- Carrying on Family Values
- If you want each of your grand-children to attend college, you can craft your legacy trust to provide them money and incentive to achieve this goal. You might set aside a fund for small gifts when a grandchild or great-grand-child ends a school year with As. Or you might continue a family tradition of wedding gifts . Or just create a practical emergency fund for family medical expenses.
- Whatever your strongest family values, you can continue them with special dispensations, funds, and rules built into your legacy trust.
- Meaningful Inheritance
- You can also make inheritance mean something more to your surviving family. You might provide inheritance on meaningful life landmarks instead of automatically at death, or only provide inheritance if certain behavior standards are upheld. Provide the same decisions and loving support you would have, whether or not you are present.
- Purpose-Dedicated Funds
- You can also build funds and inhreitance designs specifically to further a purpose. Funds that only provide to inheritors who meet qualifications or reach for the goals you wanted your family to achieve. Money for college and graduation gifts are a classic. You can leave funds to help raise future generations or a surprise wedding fund for your latest-blooming child.
Organize and Bequeath
Once all of your assets and goals are listed, it’s time to decide “who gets what”. In a legacy wealth plan, this process can be far more personal and complex than with a simple will or even a traditional estate plan or living trust. Choose your successor trustee, the person who will inherit control of the trust after you. This is traditionally your spouse, or whoever you would normally name as your will’s executor.
Then go through the long and personal process of leaving specific sums or items to each member of your family.
Periodically Update Your Legacy Plan
Finally, be prepared to update your legacy wealth plan from time to time. Seniors are living much longer than they used to, and you may have this plan in place for decades before it ever becomes necessary. Because of this, your life is likely to take a few turns along the way, and your legacy may need to be updated.
- Changes in Wealth and Assets
- If you gain a significant amount of money, lose funds, or simply transform liquid capital into property, you’ll need to update your trust. The assets and numbers must remain accurate to aptly provide answers should you suddenly no longer be present.
- New Members of the Family
- New grandchildren, nieces and nephews, and even great-grand-children/nieces/
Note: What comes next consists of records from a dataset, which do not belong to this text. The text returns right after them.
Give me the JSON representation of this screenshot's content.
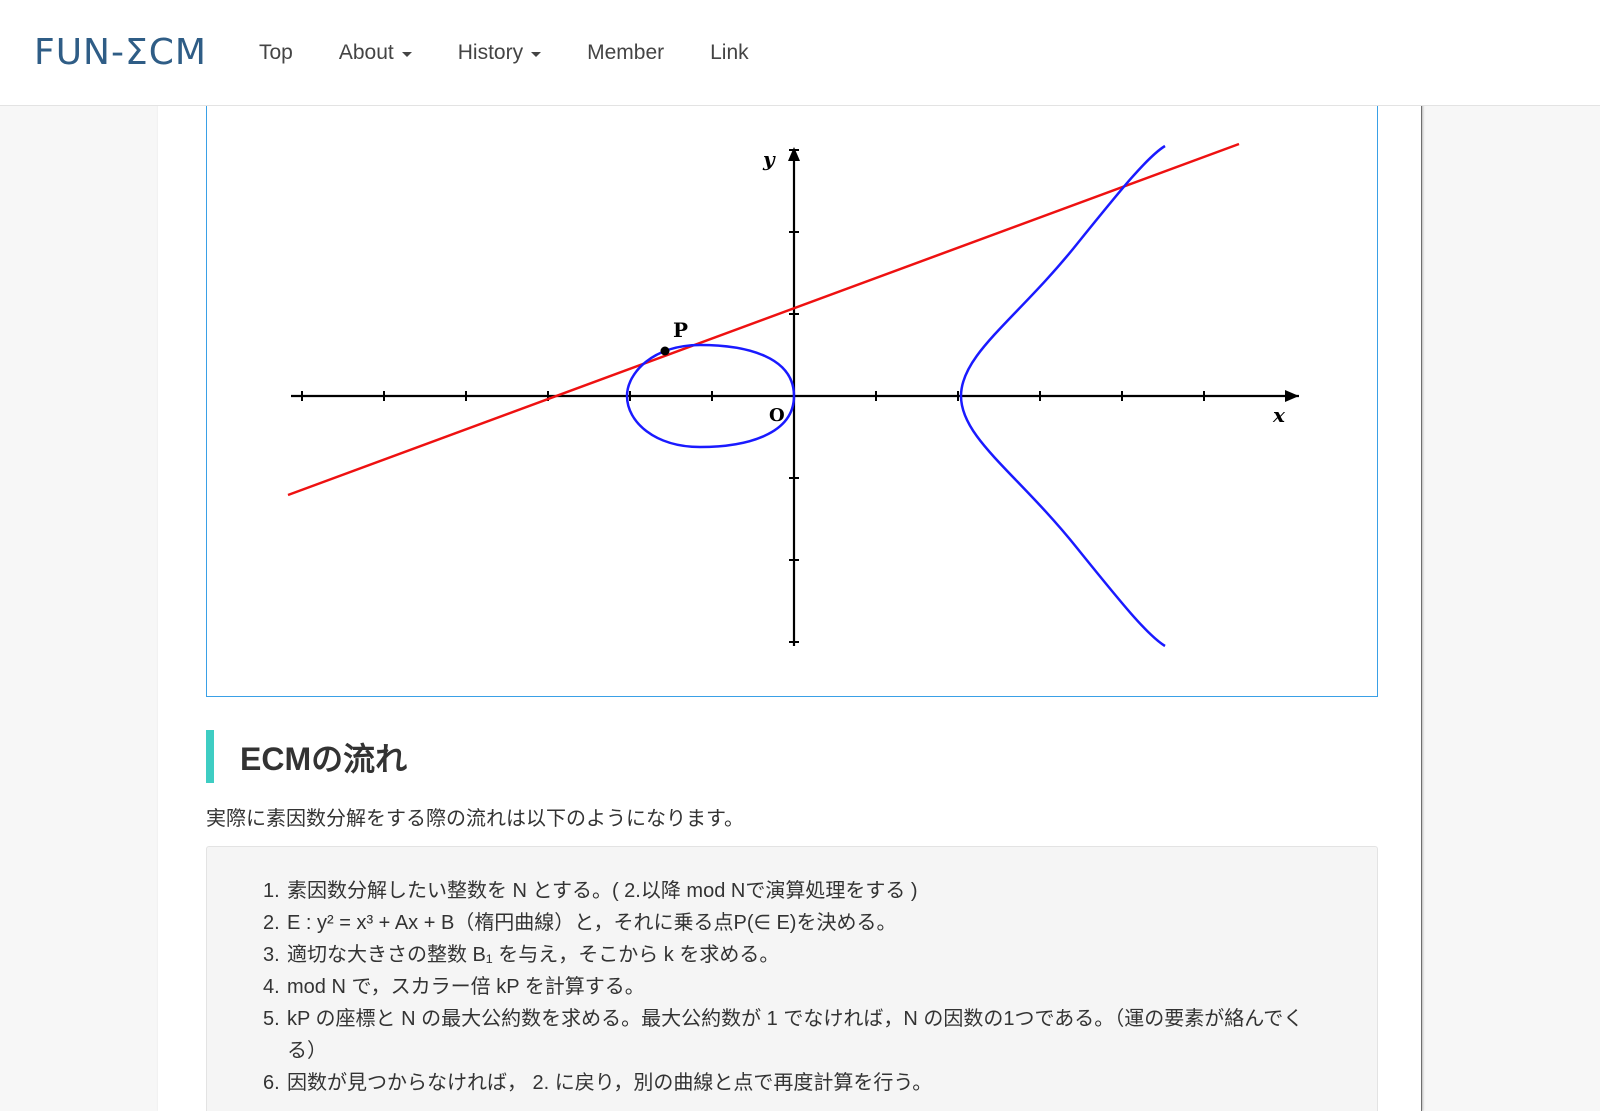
{
  "navbar": {
    "brand": "FUN-ΣCM",
    "items": [
      {
        "label": "Top",
        "dropdown": false
      },
      {
        "label": "About",
        "dropdown": true
      },
      {
        "label": "History",
        "dropdown": true
      },
      {
        "label": "Member",
        "dropdown": false
      },
      {
        "label": "Link",
        "dropdown": false
      }
    ]
  },
  "figure": {
    "y_label": "y",
    "x_label": "x",
    "point_label": "P",
    "origin_label": "O",
    "colors": {
      "curve": "#1a1aff",
      "line": "#ee1111",
      "axes": "#000000"
    }
  },
  "section": {
    "heading": "ECMの流れ",
    "intro": "実際に素因数分解をする際の流れは以下のようになります。"
  },
  "steps": [
    {
      "num": "1.",
      "text": "素因数分解したい整数を N とする。( 2.以降 mod Nで演算処理をする )"
    },
    {
      "num": "2.",
      "text": "E : y² = x³ + Ax + B（楕円曲線）と，それに乗る点P(∈ E)を決める。"
    },
    {
      "num": "3.",
      "text": "適切な大きさの整数 B₁ を与え，そこから k を求める。"
    },
    {
      "num": "4.",
      "text": "mod N で，スカラー倍 kP を計算する。"
    },
    {
      "num": "5.",
      "text": "kP の座標と N の最大公約数を求める。最大公約数が 1 でなければ，N の因数の1つである。（運の要素が絡んでくる）"
    },
    {
      "num": "6.",
      "text": "因数が見つからなければ， 2. に戻り，別の曲線と点で再度計算を行う。"
    }
  ]
}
nephews could be a part of your future. When this happens, no doubt you will think new thoughts about leaving your newest relatives something special from your legacy. New family members ar a wonderful reason for an update.
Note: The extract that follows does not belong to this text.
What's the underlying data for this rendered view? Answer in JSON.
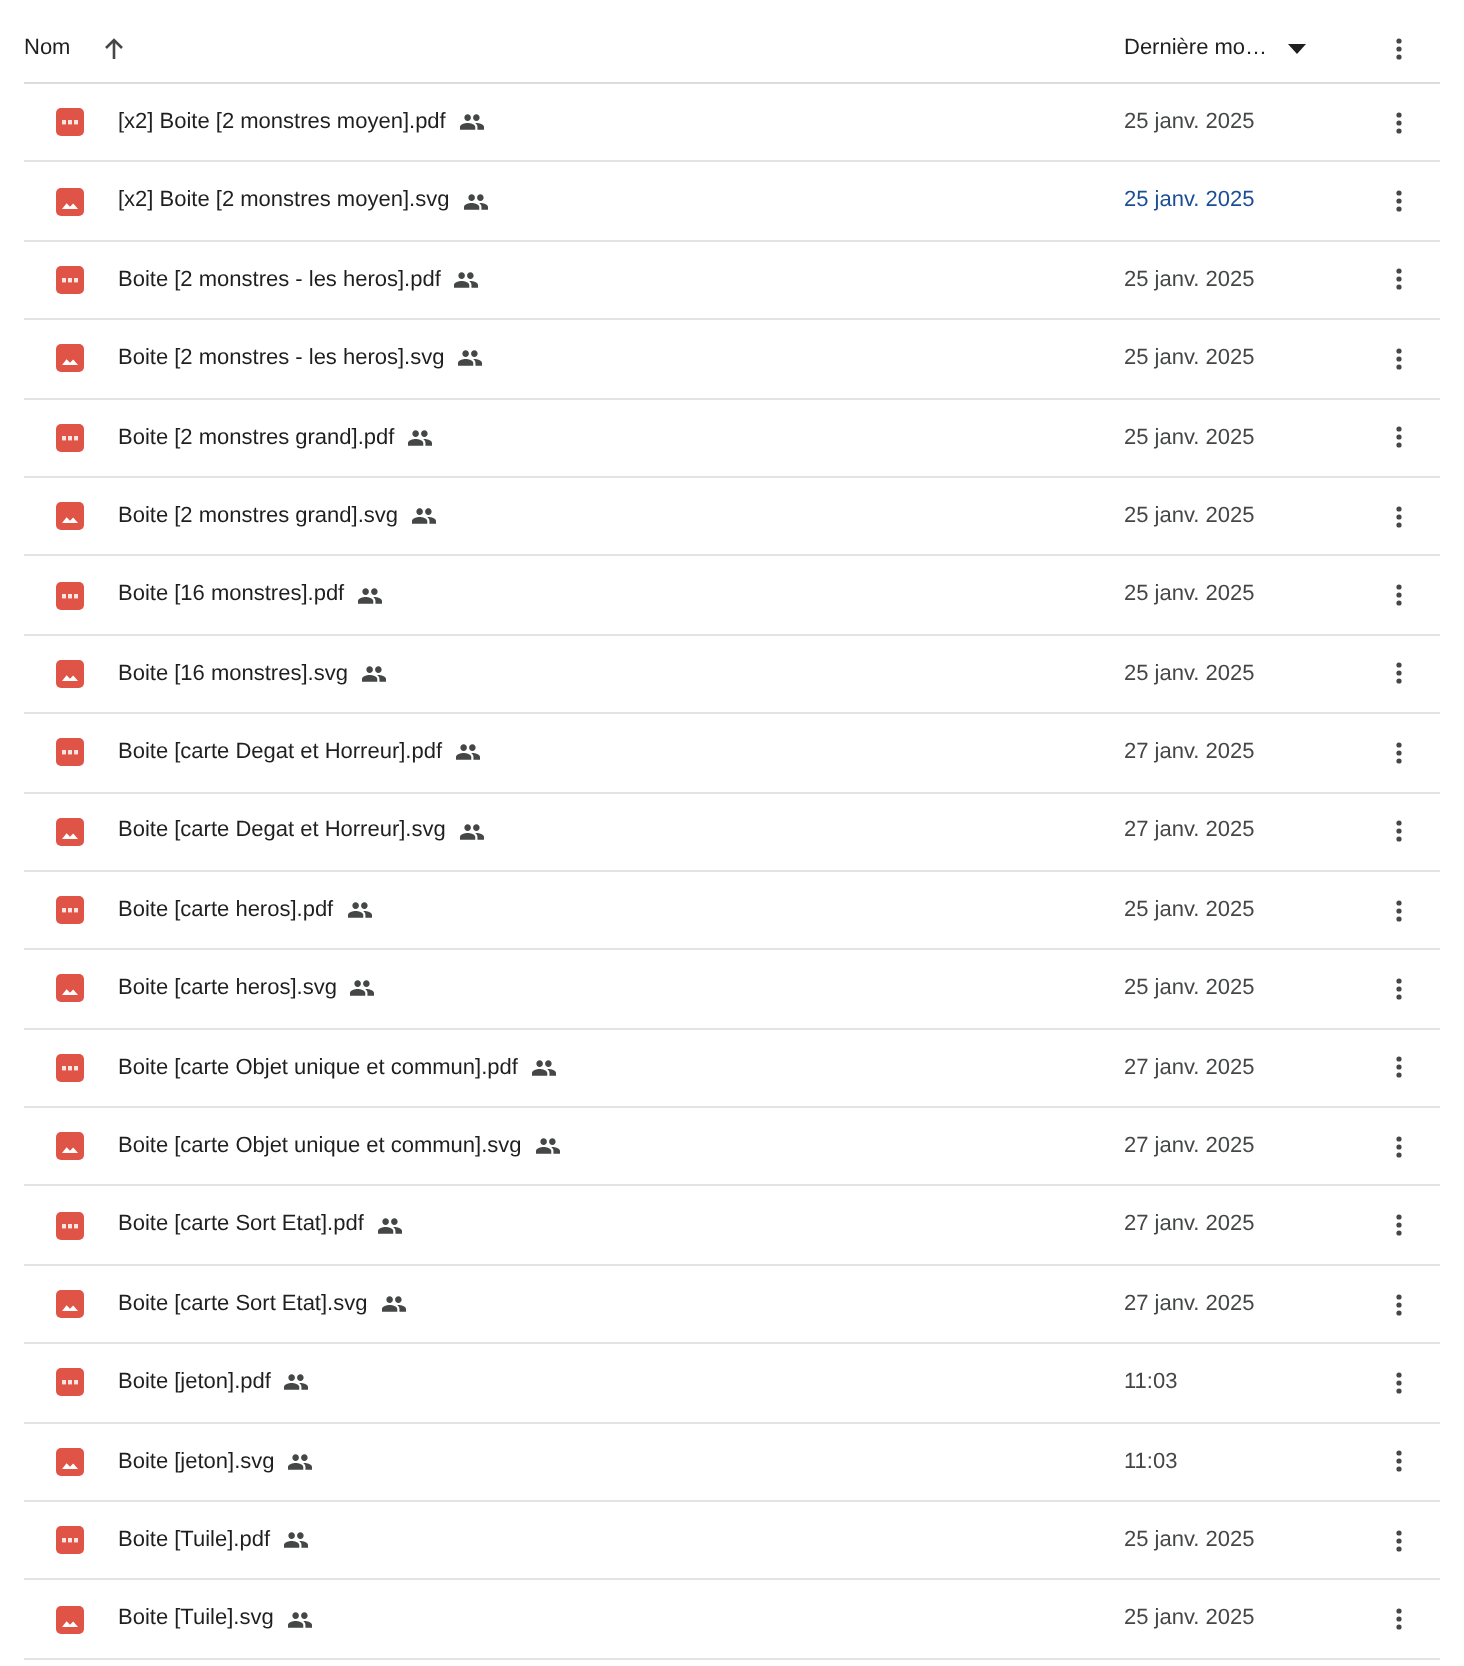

- New grandchildren, nieces and nephews, and even great-grand-children/nieces/
- Update Accounts and Details
- Finally, your accounts and other salient details may change. You may change who you’re banking with, or make significant changes to your stock market portfolio. No matter what the differences, they may be enough to update your legacy plan for accuracy.
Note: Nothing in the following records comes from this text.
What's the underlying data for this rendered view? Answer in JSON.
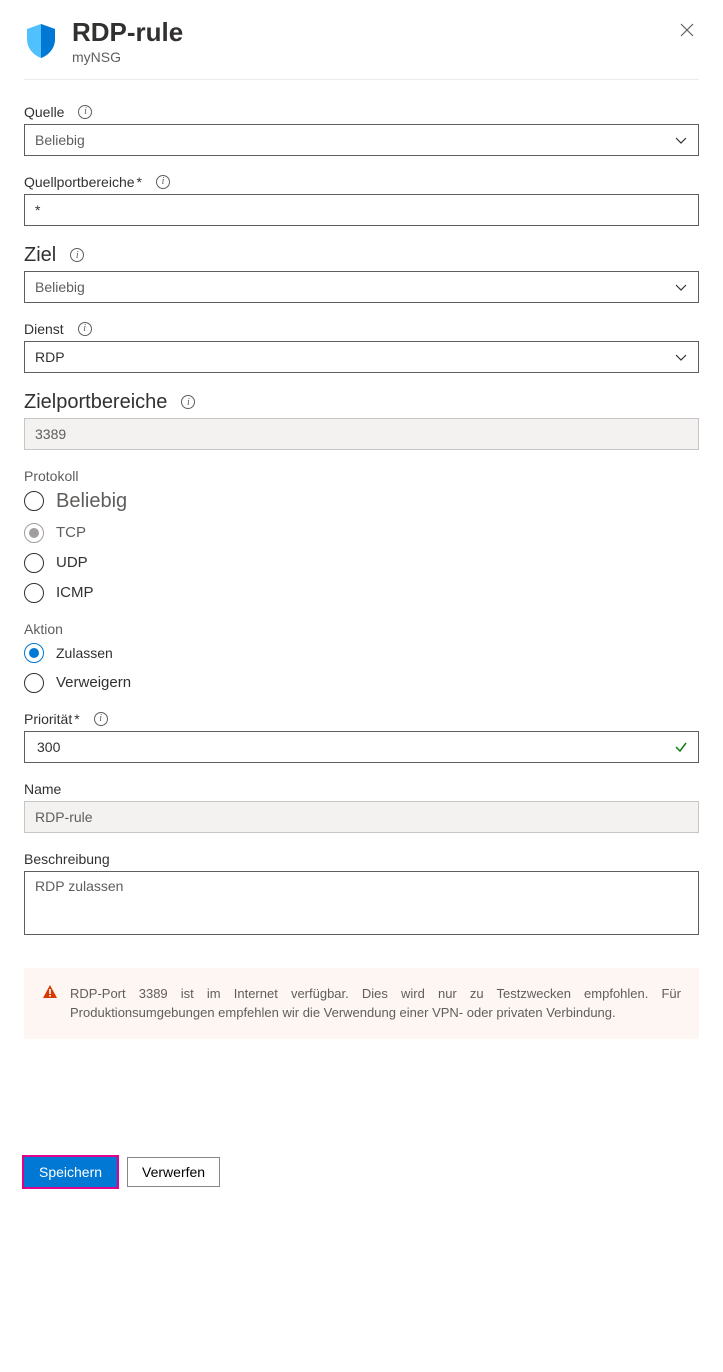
{
  "header": {
    "title": "RDP-rule",
    "subtitle": "myNSG"
  },
  "source": {
    "label": "Quelle",
    "value": "Beliebig"
  },
  "sourcePortRanges": {
    "label": "Quellportbereiche",
    "required": "*",
    "value": "*"
  },
  "destination": {
    "label": "Ziel",
    "value": "Beliebig"
  },
  "service": {
    "label": "Dienst",
    "value": "RDP"
  },
  "destPortRanges": {
    "label": "Zielportbereiche",
    "value": "3389"
  },
  "protocol": {
    "label": "Protokoll",
    "options": {
      "any": "Beliebig",
      "tcp": "TCP",
      "udp": "UDP",
      "icmp": "ICMP"
    }
  },
  "action": {
    "label": "Aktion",
    "options": {
      "allow": "Zulassen",
      "deny": "Verweigern"
    }
  },
  "priority": {
    "label": "Priorität",
    "required": "*",
    "value": "300"
  },
  "name": {
    "label": "Name",
    "value": "RDP-rule"
  },
  "description": {
    "label": "Beschreibung",
    "value": "RDP zulassen"
  },
  "warning": {
    "text": "RDP-Port 3389 ist im Internet verfügbar. Dies wird nur zu Testzwecken empfohlen. Für Produktionsumgebungen empfehlen wir die Verwendung einer VPN- oder privaten Verbindung."
  },
  "footer": {
    "save": "Speichern",
    "discard": "Verwerfen"
  }
}
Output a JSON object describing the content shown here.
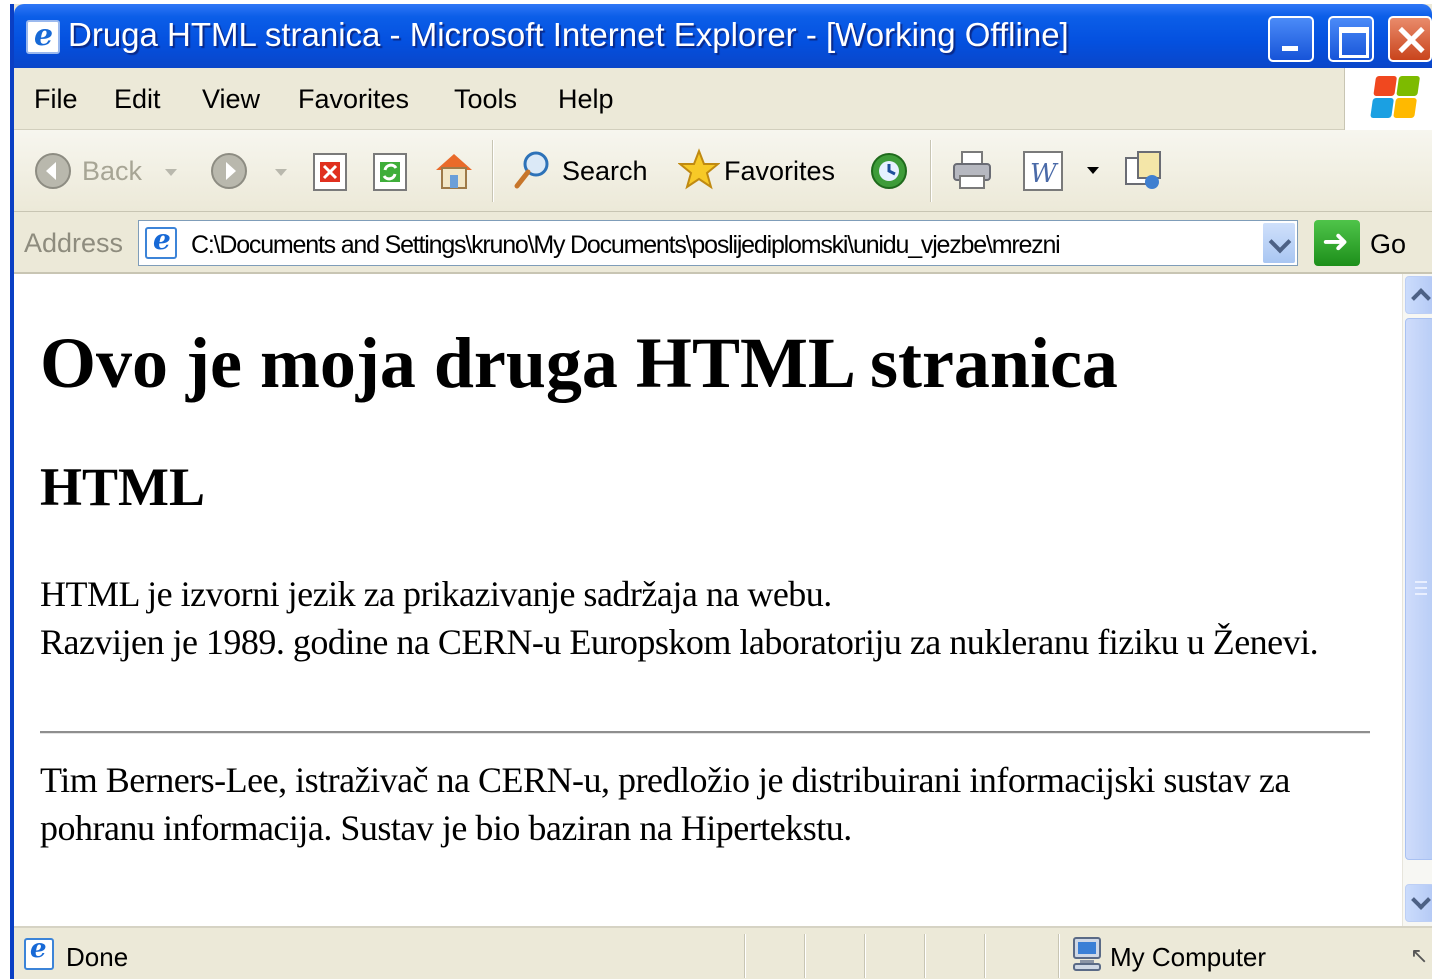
{
  "window": {
    "title": "Druga HTML stranica - Microsoft Internet Explorer - [Working Offline]"
  },
  "menu": {
    "file": "File",
    "edit": "Edit",
    "view": "View",
    "favorites": "Favorites",
    "tools": "Tools",
    "help": "Help"
  },
  "toolbar": {
    "back": "Back",
    "search": "Search",
    "favorites": "Favorites",
    "icons": [
      "back-icon",
      "forward-icon",
      "stop-icon",
      "refresh-icon",
      "home-icon",
      "search-icon",
      "favorites-star-icon",
      "history-icon",
      "print-icon",
      "edit-word-icon",
      "discuss-icon"
    ]
  },
  "address": {
    "label": "Address",
    "value": "C:\\Documents and Settings\\kruno\\My Documents\\poslijediplomski\\unidu_vjezbe\\mrezni",
    "go": "Go"
  },
  "page": {
    "h1": "Ovo je moja druga HTML stranica",
    "h2": "HTML",
    "p1_line1": "HTML je izvorni jezik za prikazivanje sadržaja na webu.",
    "p1_line2": "Razvijen je 1989. godine na CERN-u Europskom laboratoriju za nukleranu fiziku u Ženevi.",
    "p2": "Tim Berners-Lee, istraživač na CERN-u, predložio je distribuirani informacijski sustav za pohranu informacija. Sustav je bio baziran na Hipertekstu."
  },
  "status": {
    "text": "Done",
    "zone": "My Computer"
  },
  "colors": {
    "titlebar": "#0450df",
    "chrome": "#ece9d8",
    "close": "#c9441c"
  }
}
Here at Montana Real Estate, we understand that you need a comprehensive plan to handle your estate when you are gone. Working with our skilled and dedicated team, you can build the perfect legacy wealth plan to manage your estate and uphold your family values for generations to come. Contact us today to find out more.